Accession Number : ADA300299
Title : Melatonin, the Pineal Gland and Circadian Rhythms.
Descriptive Note : Final rept. 1 Mar 90-28 Feb 95,
Corporate Author : TEXAS A AND M UNIV COLLEGE STATION
Personal Author(s) : Cassone, Vincent M.
PDF Url : ADA300299
Report Date : 25 SEP 1995
Pagination or Media Count : 5
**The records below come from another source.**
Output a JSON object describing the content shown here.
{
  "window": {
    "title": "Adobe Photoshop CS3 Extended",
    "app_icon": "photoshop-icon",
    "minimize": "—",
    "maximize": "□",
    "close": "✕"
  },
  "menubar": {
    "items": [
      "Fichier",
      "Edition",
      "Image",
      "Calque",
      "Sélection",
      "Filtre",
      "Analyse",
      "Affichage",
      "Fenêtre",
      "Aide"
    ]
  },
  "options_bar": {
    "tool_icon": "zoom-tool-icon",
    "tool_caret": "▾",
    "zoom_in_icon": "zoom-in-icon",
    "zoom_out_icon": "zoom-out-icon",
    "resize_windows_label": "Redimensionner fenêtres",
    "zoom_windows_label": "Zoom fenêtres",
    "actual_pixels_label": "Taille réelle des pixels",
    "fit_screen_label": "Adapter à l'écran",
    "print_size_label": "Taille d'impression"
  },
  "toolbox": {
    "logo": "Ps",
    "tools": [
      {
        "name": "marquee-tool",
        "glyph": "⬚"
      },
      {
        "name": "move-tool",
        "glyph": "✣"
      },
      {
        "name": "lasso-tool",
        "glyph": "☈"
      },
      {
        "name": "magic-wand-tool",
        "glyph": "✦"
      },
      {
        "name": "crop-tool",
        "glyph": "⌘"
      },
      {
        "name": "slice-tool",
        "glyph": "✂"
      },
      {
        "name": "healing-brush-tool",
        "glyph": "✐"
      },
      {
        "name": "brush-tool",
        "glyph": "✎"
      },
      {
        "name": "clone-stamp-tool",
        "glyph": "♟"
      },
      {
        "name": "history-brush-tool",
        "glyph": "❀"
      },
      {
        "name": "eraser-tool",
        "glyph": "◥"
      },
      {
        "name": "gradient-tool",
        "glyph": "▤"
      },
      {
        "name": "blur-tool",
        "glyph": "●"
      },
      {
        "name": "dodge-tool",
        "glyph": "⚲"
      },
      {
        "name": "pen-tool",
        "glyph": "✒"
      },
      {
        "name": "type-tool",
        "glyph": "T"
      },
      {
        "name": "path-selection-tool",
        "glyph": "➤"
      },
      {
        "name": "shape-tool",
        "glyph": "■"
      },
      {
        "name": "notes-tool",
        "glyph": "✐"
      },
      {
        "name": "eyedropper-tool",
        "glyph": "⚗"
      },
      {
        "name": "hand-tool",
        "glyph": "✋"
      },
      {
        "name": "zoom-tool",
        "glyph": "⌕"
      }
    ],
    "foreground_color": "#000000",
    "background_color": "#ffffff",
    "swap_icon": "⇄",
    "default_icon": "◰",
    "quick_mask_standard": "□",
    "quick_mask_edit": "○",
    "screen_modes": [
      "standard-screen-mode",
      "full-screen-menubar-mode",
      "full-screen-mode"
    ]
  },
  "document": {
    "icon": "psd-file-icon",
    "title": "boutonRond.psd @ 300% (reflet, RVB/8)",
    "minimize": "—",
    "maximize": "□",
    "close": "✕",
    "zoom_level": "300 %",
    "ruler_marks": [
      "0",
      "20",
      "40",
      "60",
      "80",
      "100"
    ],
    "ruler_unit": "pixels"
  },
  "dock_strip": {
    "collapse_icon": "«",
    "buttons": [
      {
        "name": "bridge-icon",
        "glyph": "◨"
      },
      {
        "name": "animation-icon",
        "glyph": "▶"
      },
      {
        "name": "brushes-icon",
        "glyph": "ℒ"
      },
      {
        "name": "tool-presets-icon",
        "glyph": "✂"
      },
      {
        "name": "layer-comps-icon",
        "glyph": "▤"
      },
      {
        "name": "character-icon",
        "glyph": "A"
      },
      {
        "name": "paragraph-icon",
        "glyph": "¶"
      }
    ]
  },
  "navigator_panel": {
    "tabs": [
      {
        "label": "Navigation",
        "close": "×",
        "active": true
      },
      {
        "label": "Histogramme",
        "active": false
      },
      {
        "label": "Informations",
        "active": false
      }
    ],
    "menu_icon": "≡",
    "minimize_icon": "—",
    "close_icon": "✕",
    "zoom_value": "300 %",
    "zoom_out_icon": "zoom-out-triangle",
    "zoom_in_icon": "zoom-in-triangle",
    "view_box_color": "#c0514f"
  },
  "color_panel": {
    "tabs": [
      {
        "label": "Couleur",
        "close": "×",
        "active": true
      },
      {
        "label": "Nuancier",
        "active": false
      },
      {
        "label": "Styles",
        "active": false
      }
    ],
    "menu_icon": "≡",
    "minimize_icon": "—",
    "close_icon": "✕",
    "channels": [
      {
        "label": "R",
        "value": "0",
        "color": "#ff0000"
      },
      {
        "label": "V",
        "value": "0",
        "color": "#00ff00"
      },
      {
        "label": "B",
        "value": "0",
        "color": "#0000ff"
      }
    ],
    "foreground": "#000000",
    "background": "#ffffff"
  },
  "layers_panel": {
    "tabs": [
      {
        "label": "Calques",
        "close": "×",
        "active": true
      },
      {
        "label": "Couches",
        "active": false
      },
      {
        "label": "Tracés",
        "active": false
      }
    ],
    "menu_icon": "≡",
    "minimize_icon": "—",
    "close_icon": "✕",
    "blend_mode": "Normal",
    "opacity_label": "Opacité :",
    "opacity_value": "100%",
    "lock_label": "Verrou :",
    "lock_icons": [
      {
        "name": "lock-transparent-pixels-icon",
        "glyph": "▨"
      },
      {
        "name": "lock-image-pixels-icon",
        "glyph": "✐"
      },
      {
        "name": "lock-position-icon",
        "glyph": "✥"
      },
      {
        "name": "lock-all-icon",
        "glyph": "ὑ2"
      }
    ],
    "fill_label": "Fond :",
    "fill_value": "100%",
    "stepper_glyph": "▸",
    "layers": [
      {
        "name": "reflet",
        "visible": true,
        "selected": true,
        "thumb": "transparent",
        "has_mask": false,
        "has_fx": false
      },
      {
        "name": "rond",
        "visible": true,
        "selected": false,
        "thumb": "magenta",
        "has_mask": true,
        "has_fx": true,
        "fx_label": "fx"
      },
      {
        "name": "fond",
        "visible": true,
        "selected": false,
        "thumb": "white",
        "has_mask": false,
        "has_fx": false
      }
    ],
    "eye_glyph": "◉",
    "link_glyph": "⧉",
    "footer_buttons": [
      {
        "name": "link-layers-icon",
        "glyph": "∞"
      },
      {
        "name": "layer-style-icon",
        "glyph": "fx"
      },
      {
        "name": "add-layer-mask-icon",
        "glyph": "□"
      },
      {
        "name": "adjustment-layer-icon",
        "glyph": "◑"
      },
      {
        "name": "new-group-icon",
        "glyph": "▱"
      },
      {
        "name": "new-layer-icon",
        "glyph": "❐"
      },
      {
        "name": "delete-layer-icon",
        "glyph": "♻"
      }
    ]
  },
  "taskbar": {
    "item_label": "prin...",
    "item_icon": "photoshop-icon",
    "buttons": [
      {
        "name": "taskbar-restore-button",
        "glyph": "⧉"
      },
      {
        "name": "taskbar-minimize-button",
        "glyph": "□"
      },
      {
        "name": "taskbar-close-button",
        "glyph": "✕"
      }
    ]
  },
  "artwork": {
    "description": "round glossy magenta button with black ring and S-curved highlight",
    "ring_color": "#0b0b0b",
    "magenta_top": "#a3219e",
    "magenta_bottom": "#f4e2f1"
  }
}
Abstract : The rat pineal is a component of the circadian clock. Exogenous melatonin entrains the rat clock and does not require the presence of the pineal gland. The pineal gland is important for circadian rhythmicity. Pinealectomy exacerbates the disruptive effects of LL on rhythmicity. This may be due to a role of the pineal gland and melatonin in clock light sensitivity, since pinealectomized rats' periods decelerate more rapidly in increasing light than do those of sham-operated rats. It may also be due to a role in coupling circadian components since multiple outputs of the clock are disrupted by pinealectomy equivalently. The rat circadian clock regulates a plethora of peripheral processes by modulation of sympathetic tone. This regulation is responsible for the circadian rhythm in heart rate. The avian visual system contains high affinity melatonin receptors. These receptors are responsible for a circadian modulation of metabolic and electrical activity in visual structures. Melatonin receptors are regulated by the circadian clock. Receptor binding is rhythmic, high during the day and low during the night, does not depend on the pineal gland or melatonin but is abolished by lesions of the suprachiasmatic nucleus. Finally, we have cloned two melatonin receptors from chick brain.
Descriptors : *CIRCADIAN RHYTHMS, *MELATONIN, *PINEAL GLAND, OUTPUT, BRAIN, CLOCKS, RATS, LIGHT, SENSITIVITY, ELECTRICAL PROPERTIES, NIGHT, VISION, MODULATION, BIRDS, CHICKENS, SENSE ORGANS, EXCISION, LESIONS, COUPLINGS.
Subject Categories : Anatomy and Physiology
Medicine and Medical Research
Distribution Statement : APPROVED FOR PUBLIC RELEASE